Ja, well there are better paying jobs out there and I guess jobs that give you more status in society (if this is what you are looking for). But I think no other career gives you more freedom to express yourself. Also, unlike what most people think, you don’t need to be particularly clever. Most of the top researchers that I know are just ordinary people that have a passion for what they do and they just put in the time. A willingness to learn (and read), to explore, and not be scared of new things are all you need. Science also allows you to break free from stereotypes and permits (actually insists) you to be who you are. And the rewards are amazing. To see your students graduate and go on to do wonderful things (and be great in their jobs) and to meet truly inspiring and interesting people are way more rewarding I think. And even though it seems that every academic in the universe is perpetually broke you can make a decent living from being an academic. However more importantly, given the flexibility a lot of us enjoy, you can still be there for your family when they need you, and you can always count on a fellow field researcher to buy you a beer.

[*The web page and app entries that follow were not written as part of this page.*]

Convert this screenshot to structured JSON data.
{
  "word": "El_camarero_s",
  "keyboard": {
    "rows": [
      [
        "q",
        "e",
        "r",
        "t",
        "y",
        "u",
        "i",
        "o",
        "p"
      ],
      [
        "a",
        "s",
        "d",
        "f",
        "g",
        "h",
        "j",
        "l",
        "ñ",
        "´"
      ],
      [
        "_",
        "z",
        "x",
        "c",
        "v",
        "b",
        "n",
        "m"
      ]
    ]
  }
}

Werner Nel is a Professor in the Department of Geography and Environmental Science at the University of Fort Hare. He lectures climatology to first, second and third year students and geomorphology to post-graduates. He has successfully supervised more than 20 Masters students and seven PhD students and serves on the joint International Association of Geomorphology/ International Geographical Union steering committee for Geomorphology and Society and he is a member of the South African National Committee for SCAR. He has been actively involved with SANAP research since 1999 and has been Chief Scientist for shore-based science on relief expeditions to Marion Island and Antarctica.
See profile on Google Scholar and Researchgate and an interview with Russian media at the Aktru research station in Siberia.
Photo Credits: Werner Nel